Per Oregon law (ORS 475B.245), a person the age of 21 or older may transport up to one ounce of cannabis in a public place, but details go hazy after that.

“The statute doesn’t specify how to transport the cannabis,” says Timothy Fox with the Oregon State Police.

One good rule of the road—and life really—is to ask yourself, “How would this behavior look from the perspective of a judge or a jury?” Act accordingly.

Vermont cannabis transportation laws

Under Act 86 passed in 2018, a person operating a vehicle on a public highway may not possess any cannabis in the passenger area of the vehicle, defined as any area readily accessible to the operator or passengers while in their seating positions, including the glove compartment. In a vehicle not equipped with a trunk, the area behind the last upright seat could suffice. Violators are fined $500—a steep price compared to the $25 penalty for an open container of alcohol. Vermont’s limits are also strict: up to one ounce of cannabis or five grams of concentrate is allowed.

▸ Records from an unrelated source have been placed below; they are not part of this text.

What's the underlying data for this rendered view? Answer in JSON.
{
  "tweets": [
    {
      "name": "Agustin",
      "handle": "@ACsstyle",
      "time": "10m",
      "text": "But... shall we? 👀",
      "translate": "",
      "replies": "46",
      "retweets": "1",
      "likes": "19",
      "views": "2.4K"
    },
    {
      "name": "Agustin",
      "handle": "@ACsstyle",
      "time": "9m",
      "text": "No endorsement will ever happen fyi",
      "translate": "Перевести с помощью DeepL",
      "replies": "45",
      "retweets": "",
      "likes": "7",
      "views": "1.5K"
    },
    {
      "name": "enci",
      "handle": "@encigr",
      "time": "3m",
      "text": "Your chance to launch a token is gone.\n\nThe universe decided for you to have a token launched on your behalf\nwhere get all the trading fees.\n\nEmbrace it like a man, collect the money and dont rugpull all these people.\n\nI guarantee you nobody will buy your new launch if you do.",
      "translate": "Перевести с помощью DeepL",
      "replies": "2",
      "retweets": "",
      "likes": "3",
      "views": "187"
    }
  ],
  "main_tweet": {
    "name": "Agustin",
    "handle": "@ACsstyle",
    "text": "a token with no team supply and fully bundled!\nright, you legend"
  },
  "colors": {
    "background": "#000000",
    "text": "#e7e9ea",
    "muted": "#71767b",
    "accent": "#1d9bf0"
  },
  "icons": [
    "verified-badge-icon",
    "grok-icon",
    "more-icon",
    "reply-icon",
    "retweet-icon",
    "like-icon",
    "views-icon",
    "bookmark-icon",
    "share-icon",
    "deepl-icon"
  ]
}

Washington cannabis transportation laws

Washington is specific about its cannabis transport laws. Cannabis must be stored in the trunk of the vehicle, in some other area of the vehicle not normally occupied or directly accessible by the driver or passengers if the vehicle does not have a trunk, or in a package, container, or receptacle that has not been opened or the seal broken or contents partially removed. A center compartment or glove compartment is not good enough.

Washington, DC cannabis transportation laws

You can possess or transport cannabis weighing less than two ounces, but here’s a buzzkill: federal officers can arrest you under federal law at any time for any amount of cannabis. For example, the US Park Police can arrest a person for possessing cannabis in the trunk of their car while at any National Park Service land.

Here's how to safely transport your cannabis from point A to point B without breaking any rules in the ten legalization states.